Friday, January 28, 2011

DR YES by Bateman

DR. YES By Bateman

Headline, £14.99, 9780755378609

MYSTERY MAN was one of those books that grabbed me from the opening page. Bateman’s Bookseller With No Name is a neurotic, paranoid, hypochondriac mess of a man who barely understands people and treats his customers with a barely restrained loathing for their obvious idiocy. He is every retailer on a bad day taken to extremes. And yet somehow, he is immensely empathetic in a very unsettling way. His rambling narration is frequently laugh out loud funny and peppered with the kind of geeky references that will add another dimension to fans of the genre (one could create a kind of drinking game out of it, but it might be a rather solo exercise unless there is an audio version available). But that first book seemed like a one off exercise, a beautifully executed and somewhat ludicrious joke that couldn’t possibly form the basis for a series.


Okay. Wrong.

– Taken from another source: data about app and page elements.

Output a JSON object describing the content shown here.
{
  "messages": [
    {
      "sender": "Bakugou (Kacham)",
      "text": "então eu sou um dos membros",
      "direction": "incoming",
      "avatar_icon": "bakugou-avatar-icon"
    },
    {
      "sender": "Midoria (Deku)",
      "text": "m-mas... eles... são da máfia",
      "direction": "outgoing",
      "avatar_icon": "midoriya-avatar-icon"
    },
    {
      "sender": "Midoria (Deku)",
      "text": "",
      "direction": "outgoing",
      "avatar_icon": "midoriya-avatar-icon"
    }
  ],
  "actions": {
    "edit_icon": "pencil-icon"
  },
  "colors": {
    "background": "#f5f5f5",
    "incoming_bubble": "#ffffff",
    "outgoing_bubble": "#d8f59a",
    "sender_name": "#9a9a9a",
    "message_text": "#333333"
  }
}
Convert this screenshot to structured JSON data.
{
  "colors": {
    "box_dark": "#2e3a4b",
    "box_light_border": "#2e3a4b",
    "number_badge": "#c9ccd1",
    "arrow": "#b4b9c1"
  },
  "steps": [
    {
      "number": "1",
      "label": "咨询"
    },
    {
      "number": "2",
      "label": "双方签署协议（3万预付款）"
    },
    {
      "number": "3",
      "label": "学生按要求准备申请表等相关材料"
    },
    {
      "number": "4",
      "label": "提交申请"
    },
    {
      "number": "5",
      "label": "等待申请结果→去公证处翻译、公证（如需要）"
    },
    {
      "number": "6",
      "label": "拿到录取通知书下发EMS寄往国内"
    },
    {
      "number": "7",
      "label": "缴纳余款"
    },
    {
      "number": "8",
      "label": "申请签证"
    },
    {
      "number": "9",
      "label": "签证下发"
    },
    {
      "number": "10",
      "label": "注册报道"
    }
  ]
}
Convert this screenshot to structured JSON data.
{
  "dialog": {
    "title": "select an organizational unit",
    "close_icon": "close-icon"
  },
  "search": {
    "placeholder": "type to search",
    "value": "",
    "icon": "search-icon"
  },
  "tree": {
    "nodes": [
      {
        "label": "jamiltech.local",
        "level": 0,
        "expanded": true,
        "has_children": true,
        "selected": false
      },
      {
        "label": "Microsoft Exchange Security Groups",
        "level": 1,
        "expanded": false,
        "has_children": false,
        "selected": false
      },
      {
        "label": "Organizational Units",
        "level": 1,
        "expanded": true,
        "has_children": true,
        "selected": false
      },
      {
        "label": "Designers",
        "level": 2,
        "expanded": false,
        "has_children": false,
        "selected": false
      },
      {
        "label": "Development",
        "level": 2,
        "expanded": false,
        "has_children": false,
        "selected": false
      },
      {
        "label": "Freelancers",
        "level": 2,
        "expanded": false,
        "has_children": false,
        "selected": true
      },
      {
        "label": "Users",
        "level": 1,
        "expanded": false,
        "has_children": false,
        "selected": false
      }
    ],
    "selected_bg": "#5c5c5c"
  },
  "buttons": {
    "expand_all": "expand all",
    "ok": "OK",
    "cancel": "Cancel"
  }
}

DAY OF THE JACK RUSSELL followed swiftly and now we have the quite magnificent DR. YES, which continues in much the same vein as the first two novels with our bookselling hero trying to live out the life of his fictional heroes while steadfastly refusing to actually place himself in any real danger unless someone first shove him in the way of it. His relationship – “she’s not my girlfriend!” – with the now pregnant jewellery seller Alison is absolutely wonderful, although there is a suspicion that she is every bit as unhinged as he given that she seems to let him hang around her.

And the word unhinged could apply to almost every cast member with the possible exception of the long suffering DI Robinson who plays the straight man throughout the novels with a kind of weariness one suspects would come quickly dealing with the Mystery Man and his cohorts.

This time around, our nameless hero starts the ball rolling by chasing down an elusive and little-published writer who he sees passing the shop. Sensing the opportunity for some cash from first editions, our hero is as ever driven by his own inflated and childish id and winds up involved in a mystery that takes in a missing (presumed dead) wife, a charismatic plastic surgeon with great teeth and a too-sexy-to-be-true femme fatalle by the name of Pearl Knecklasse (cue a great discussion between Mystery Man and Alison over how that can’t possibly be a real name).

As ever with Bateman, the gags are spot on, the laconic narration is perfectly paced and the action is often inspired by its own twisted kind of logic. The Bookseller With No Name series continues to be effortless and sometimes inspired entertainment, even for those who won’t get all the in-jokes about various crime authors and genre clichés. Bateman continues to be one of those talented few who can write comic mysteries with apparent ease, and if you like your crime stories with a (darkly) comic edge, you need to go pick Dr Yes up right now. Preferably from the most neurotic, paranoid and hypochondriac bookseller you can find…